→ YOUR OBJECTIVE
Quote only the lines that start at the line with "Parse this screenshot: output" and run to the end of the entries; omit the pictures.

→ MATERIAL PROVIDED
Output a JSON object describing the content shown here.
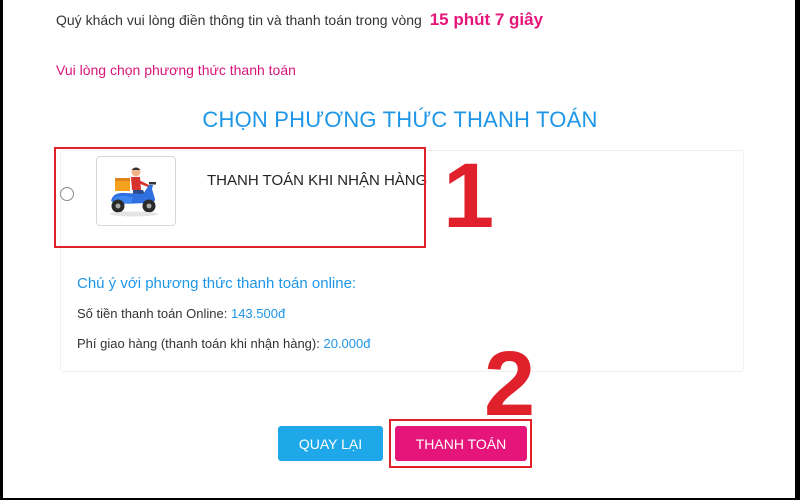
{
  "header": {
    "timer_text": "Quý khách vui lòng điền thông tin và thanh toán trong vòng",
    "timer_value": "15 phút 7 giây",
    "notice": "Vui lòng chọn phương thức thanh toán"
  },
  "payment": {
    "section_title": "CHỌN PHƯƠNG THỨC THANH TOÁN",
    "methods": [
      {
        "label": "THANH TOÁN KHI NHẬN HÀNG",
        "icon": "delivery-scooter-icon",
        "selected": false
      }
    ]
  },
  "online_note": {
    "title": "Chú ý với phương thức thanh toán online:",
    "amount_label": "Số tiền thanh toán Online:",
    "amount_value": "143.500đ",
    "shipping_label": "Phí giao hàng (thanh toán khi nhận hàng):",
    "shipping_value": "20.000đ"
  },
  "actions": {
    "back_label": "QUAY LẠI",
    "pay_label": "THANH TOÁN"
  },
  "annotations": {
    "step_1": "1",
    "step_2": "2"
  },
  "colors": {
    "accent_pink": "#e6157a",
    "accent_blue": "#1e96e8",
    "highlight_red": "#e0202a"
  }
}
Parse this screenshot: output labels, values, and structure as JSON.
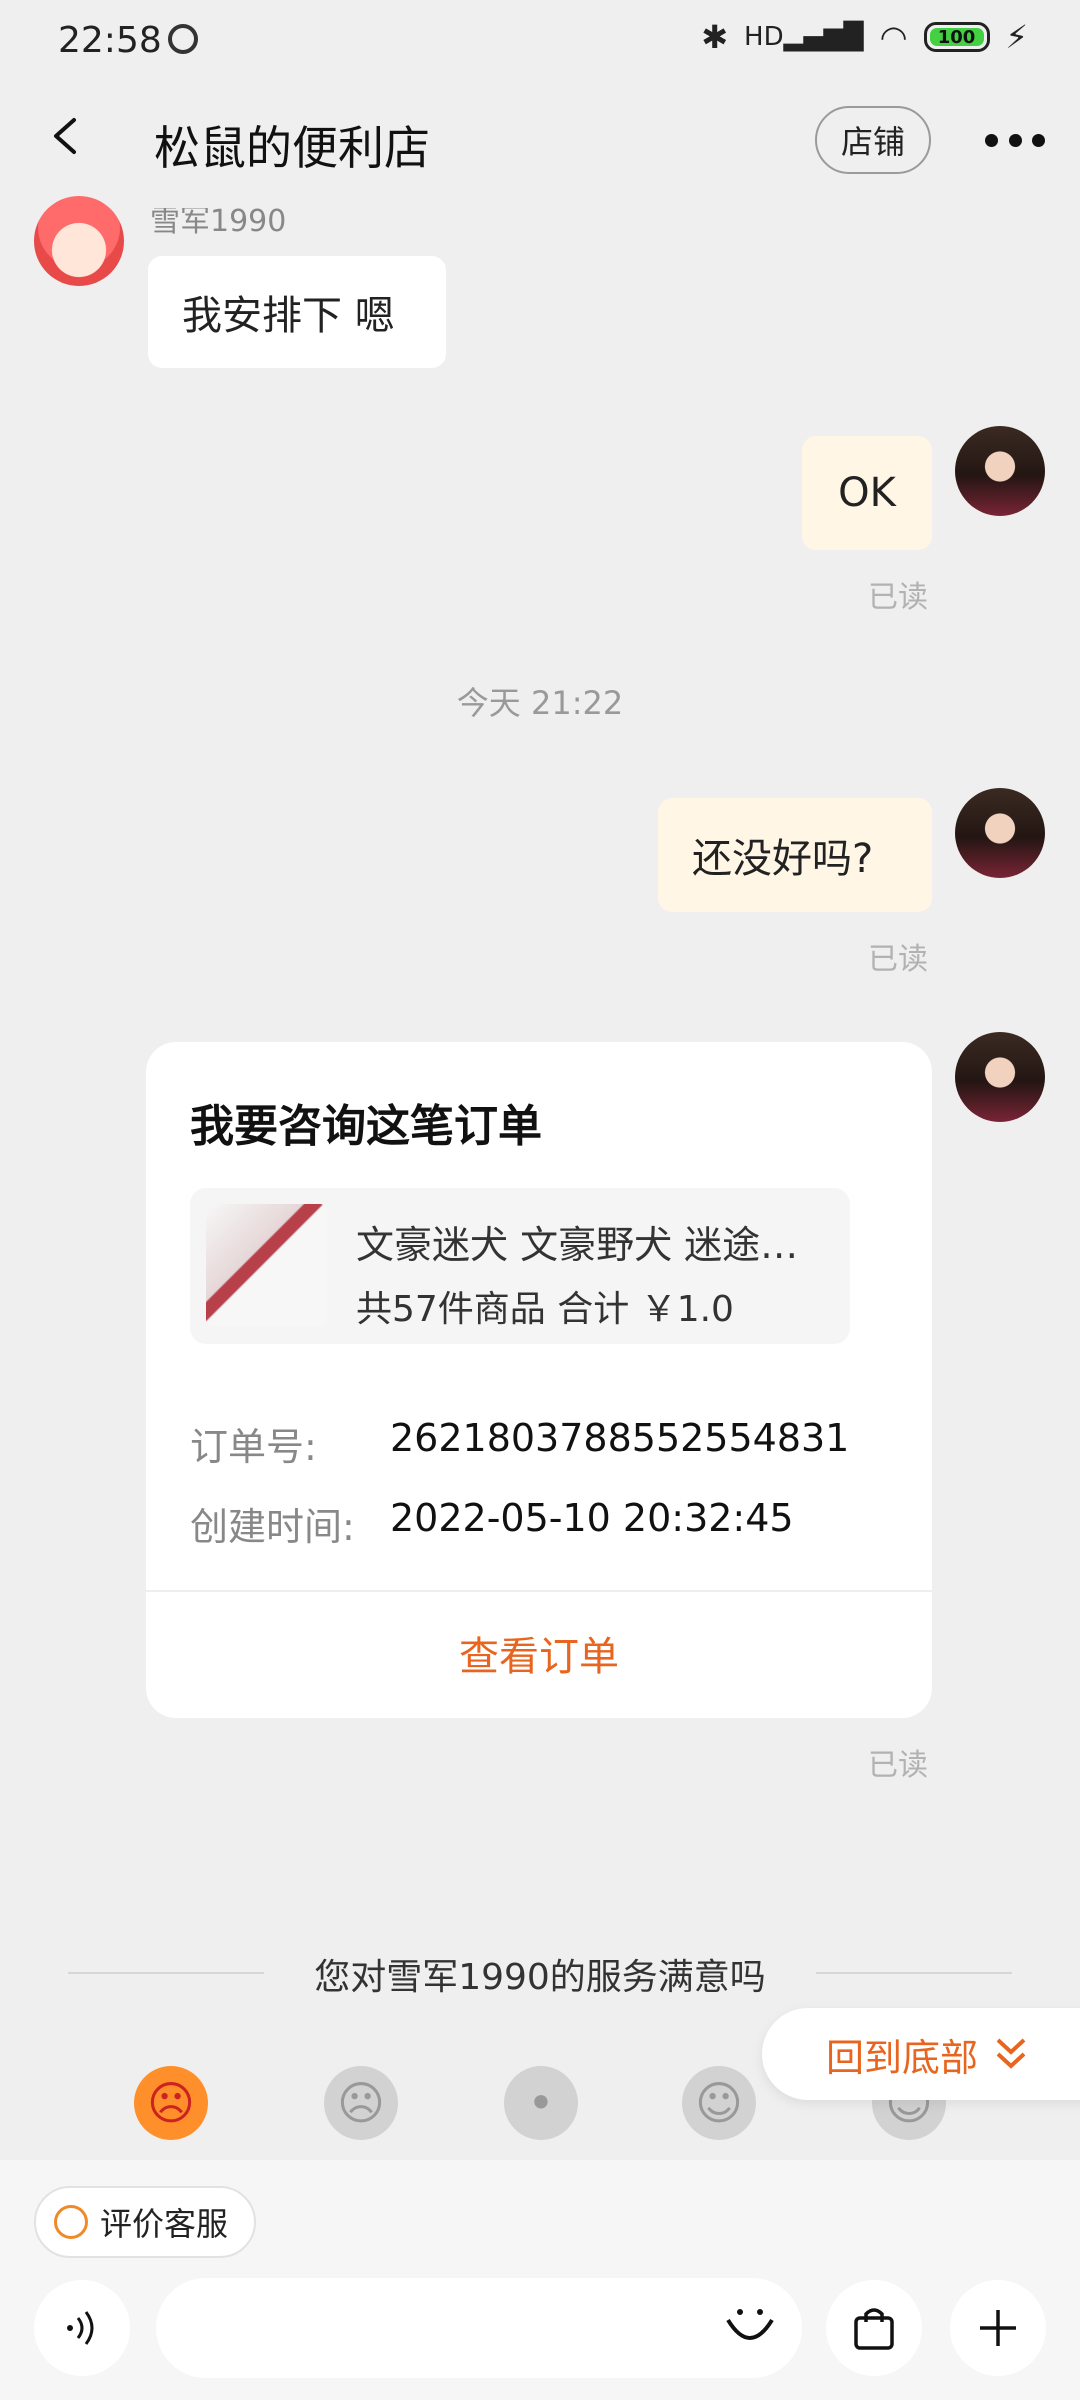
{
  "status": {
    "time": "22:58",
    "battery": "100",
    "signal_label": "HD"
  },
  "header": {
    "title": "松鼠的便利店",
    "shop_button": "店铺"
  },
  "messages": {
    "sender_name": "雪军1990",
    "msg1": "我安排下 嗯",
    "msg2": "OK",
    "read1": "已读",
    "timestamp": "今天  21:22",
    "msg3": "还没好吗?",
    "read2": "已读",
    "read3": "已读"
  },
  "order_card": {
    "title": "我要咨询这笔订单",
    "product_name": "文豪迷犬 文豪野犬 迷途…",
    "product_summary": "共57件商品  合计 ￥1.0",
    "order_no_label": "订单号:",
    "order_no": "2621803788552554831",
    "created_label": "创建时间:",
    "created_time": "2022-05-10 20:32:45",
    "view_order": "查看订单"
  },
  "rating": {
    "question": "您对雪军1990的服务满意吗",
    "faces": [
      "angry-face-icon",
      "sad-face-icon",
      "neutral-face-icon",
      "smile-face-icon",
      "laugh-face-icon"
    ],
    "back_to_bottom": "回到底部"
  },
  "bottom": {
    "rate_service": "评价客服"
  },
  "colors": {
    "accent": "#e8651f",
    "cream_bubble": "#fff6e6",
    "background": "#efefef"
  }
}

→ ANSWER BOX
Parse this screenshot: output labels, values, and structure as JSON.
{
  "status": {
    "time": "22:58",
    "battery": "100",
    "signal_label": "HD"
  },
  "header": {
    "title": "松鼠的便利店",
    "shop_button": "店铺"
  },
  "messages": {
    "sender_name": "雪军1990",
    "msg1": "我安排下 嗯",
    "msg2": "OK",
    "read1": "已读",
    "timestamp": "今天  21:22",
    "msg3": "还没好吗?",
    "read2": "已读",
    "read3": "已读"
  },
  "order_card": {
    "title": "我要咨询这笔订单",
    "product_name": "文豪迷犬 文豪野犬 迷途…",
    "product_summary": "共57件商品  合计 ￥1.0",
    "order_no_label": "订单号:",
    "order_no": "2621803788552554831",
    "created_label": "创建时间:",
    "created_time": "2022-05-10 20:32:45",
    "view_order": "查看订单"
  },
  "rating": {
    "question": "您对雪军1990的服务满意吗",
    "faces": [
      "angry-face-icon",
      "sad-face-icon",
      "neutral-face-icon",
      "smile-face-icon",
      "laugh-face-icon"
    ],
    "back_to_bottom": "回到底部"
  },
  "bottom": {
    "rate_service": "评价客服"
  },
  "colors": {
    "accent": "#e8651f",
    "cream_bubble": "#fff6e6",
    "background": "#efefef"
  }
}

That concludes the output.